Cover Photo: The 50m well in Rhamna with no water, Photo by K.Cashman
The village had no water. On the day I traveled to Rhamna to talk to the President of the Ait Taleb rural municipality about our proposal for solar-paneled wells, there was no water. Their current well dropped 50 meters into the Earth, each meter carved out of the rock by hand. When the well was first built, all they needed was 10 meters to be able to provide water for the village. Now, even 50 meters deep there is only the tiniest of puddles all the way at the bottom, a small shimmering reflection at the bottom of a dark drop.
We talked to the President as we walked down the long dusty road that led to the well, experiencing only a small portion of the walk women from many villages have to endure often twice a day to provide water for their families.

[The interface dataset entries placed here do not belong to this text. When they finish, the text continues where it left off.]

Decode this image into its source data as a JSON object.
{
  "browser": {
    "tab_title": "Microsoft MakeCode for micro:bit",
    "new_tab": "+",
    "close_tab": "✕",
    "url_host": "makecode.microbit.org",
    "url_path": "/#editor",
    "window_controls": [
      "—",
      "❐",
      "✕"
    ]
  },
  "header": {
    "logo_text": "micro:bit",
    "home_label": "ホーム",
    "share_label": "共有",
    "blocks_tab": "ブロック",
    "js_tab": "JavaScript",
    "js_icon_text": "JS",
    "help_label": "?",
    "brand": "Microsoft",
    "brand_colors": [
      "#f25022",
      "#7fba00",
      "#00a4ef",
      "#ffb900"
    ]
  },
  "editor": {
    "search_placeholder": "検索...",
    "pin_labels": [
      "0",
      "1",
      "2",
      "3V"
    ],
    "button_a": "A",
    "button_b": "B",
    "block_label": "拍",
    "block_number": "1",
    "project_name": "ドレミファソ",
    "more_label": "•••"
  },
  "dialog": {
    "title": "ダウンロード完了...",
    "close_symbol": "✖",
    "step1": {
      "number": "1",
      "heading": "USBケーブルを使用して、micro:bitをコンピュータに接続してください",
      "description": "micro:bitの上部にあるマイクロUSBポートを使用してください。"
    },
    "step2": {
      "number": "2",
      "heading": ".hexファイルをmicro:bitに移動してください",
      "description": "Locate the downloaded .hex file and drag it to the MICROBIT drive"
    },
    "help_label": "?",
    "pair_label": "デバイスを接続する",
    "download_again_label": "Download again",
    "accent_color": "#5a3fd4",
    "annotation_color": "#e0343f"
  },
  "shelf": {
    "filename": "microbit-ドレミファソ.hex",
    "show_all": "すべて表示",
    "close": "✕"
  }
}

He told us that sometimes after walking up to 20km to reach the well, the women find that the well has already dried. They either have to walk even further to seek a different well or go home without water. It is always the mothers and daughters who make these treks across the sandy stretches. The High Atlas Foundation is working on a proposal that would drill boreholes equipped with solar pumps and build water towers in the thirteen villages of Rhamna and Youssoufia. In talking to the President, I learned just how much this would affect the lives of each of the 2,135 citizens of those villages, especially the women and girls.
The building of the new pumps would facilitate the building of new bathrooms for the elementary and middle schools, as villages cannot build bathrooms if they do not have the water needed to run those bathrooms. In turn, the building of those bathrooms would greatly increase the enrollment of girls in these schools due to the fact that one of the main inhibitors of female enrollment in rural Morocco is the lack of privacy. Parents will not allow their girls to go to school if they do not have the privacy afforded by an actual bathroom facility. In addition, it improves the education condition of girls already enrolled in school. They would no longer either have to hold off on using the restroom until the end of the school day or make the often long walk home. Instead, they would be able to excuse themselves briefly from class and come quickly back.
I have always been aware of my privilege in a theoretical sense, but being in Morocco has brought that theory into practice. I have the ability to take long showers or baths and not worry about where that water goes when I am finished. Whenever I am thirsty, I go to the nearest water cooler or sink and drink as much as I desire. I can be confident that almost everywhere I go there will be a working bathroom with a flushable toilet and sinks to wash my hands. Most shockingly, I have spent my life having the luxury of doing water sports. I was a competitive swimmer for sixteen years before transitioning to water polo. Both require a pool, and those pools likely have more water than many of these villages will have access to in a year or more. Why do I get to have all of this, while so many people often have to go days without any water?
The High Atlas Foundation, and Morocco as a whole, helped me to break out of my bubble. It took problems that I previously had only discussed in classes and made them real. For this I am eternally grateful. I am working on a Drinking Water Supply Project in Rhamna and Youssoufia Provinces for HAF, and I pray that all of the work I put into that proposal will result in the building of thirteen new water structures. However, I am saddened that a request for something this crucial to human life has the possibility of being denied. How can anyone with the means to help look at an entire village with no water and decide that the project is not compelling enough? Further, why is a proposal needed? Why does one have to appeal or even plead for money to provide humans with a resource that is necessary to live? In the world I come from, water is free. Water is a right. Here, it should be but is not.